*Task to carry out*. In your answer, print every record exactly as it is written.

Records from a collection:
= = = = = = =

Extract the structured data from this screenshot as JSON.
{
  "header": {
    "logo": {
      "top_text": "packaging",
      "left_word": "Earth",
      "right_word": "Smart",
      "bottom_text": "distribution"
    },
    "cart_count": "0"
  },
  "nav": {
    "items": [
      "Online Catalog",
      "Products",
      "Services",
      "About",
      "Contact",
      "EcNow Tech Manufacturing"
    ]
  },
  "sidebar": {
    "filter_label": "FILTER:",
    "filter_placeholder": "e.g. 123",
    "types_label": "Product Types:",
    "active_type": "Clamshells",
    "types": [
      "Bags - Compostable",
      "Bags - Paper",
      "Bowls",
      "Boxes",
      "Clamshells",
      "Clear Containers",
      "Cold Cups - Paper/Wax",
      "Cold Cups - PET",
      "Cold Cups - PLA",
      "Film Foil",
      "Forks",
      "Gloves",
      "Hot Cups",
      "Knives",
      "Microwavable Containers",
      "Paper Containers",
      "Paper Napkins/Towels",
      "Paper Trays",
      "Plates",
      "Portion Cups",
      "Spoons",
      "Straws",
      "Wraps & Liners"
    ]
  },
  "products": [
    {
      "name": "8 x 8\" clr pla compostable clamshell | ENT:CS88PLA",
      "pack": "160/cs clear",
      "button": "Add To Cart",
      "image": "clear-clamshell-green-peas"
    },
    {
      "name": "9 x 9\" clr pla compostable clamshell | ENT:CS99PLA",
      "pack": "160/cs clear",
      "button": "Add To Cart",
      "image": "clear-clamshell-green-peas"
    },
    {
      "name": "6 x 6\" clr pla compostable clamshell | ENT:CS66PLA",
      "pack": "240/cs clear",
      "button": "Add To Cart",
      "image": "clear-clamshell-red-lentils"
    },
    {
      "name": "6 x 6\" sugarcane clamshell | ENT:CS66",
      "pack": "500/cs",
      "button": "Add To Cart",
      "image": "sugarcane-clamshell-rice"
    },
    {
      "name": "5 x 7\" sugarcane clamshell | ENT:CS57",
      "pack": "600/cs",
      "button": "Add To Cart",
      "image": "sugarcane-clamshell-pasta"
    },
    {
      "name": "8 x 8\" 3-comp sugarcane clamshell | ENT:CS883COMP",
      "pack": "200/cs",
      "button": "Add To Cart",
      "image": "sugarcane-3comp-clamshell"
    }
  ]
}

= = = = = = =

*Task output*.
Extract the structured data from this screenshot as JSON.
{
  "header": {
    "logo": {
      "top_text": "packaging",
      "left_word": "Earth",
      "right_word": "Smart",
      "bottom_text": "distribution"
    },
    "cart_count": "0"
  },
  "nav": {
    "items": [
      "Online Catalog",
      "Products",
      "Services",
      "About",
      "Contact",
      "EcNow Tech Manufacturing"
    ]
  },
  "sidebar": {
    "filter_label": "FILTER:",
    "filter_placeholder": "e.g. 123",
    "types_label": "Product Types:",
    "active_type": "Clamshells",
    "types": [
      "Bags - Compostable",
      "Bags - Paper",
      "Bowls",
      "Boxes",
      "Clamshells",
      "Clear Containers",
      "Cold Cups - Paper/Wax",
      "Cold Cups - PET",
      "Cold Cups - PLA",
      "Film Foil",
      "Forks",
      "Gloves",
      "Hot Cups",
      "Knives",
      "Microwavable Containers",
      "Paper Containers",
      "Paper Napkins/Towels",
      "Paper Trays",
      "Plates",
      "Portion Cups",
      "Spoons",
      "Straws",
      "Wraps & Liners"
    ]
  },
  "products": [
    {
      "name": "8 x 8\" clr pla compostable clamshell | ENT:CS88PLA",
      "pack": "160/cs clear",
      "button": "Add To Cart",
      "image": "clear-clamshell-green-peas"
    },
    {
      "name": "9 x 9\" clr pla compostable clamshell | ENT:CS99PLA",
      "pack": "160/cs clear",
      "button": "Add To Cart",
      "image": "clear-clamshell-green-peas"
    },
    {
      "name": "6 x 6\" clr pla compostable clamshell | ENT:CS66PLA",
      "pack": "240/cs clear",
      "button": "Add To Cart",
      "image": "clear-clamshell-red-lentils"
    },
    {
      "name": "6 x 6\" sugarcane clamshell | ENT:CS66",
      "pack": "500/cs",
      "button": "Add To Cart",
      "image": "sugarcane-clamshell-rice"
    },
    {
      "name": "5 x 7\" sugarcane clamshell | ENT:CS57",
      "pack": "600/cs",
      "button": "Add To Cart",
      "image": "sugarcane-clamshell-pasta"
    },
    {
      "name": "8 x 8\" 3-comp sugarcane clamshell | ENT:CS883COMP",
      "pack": "200/cs",
      "button": "Add To Cart",
      "image": "sugarcane-3comp-clamshell"
    }
  ]
}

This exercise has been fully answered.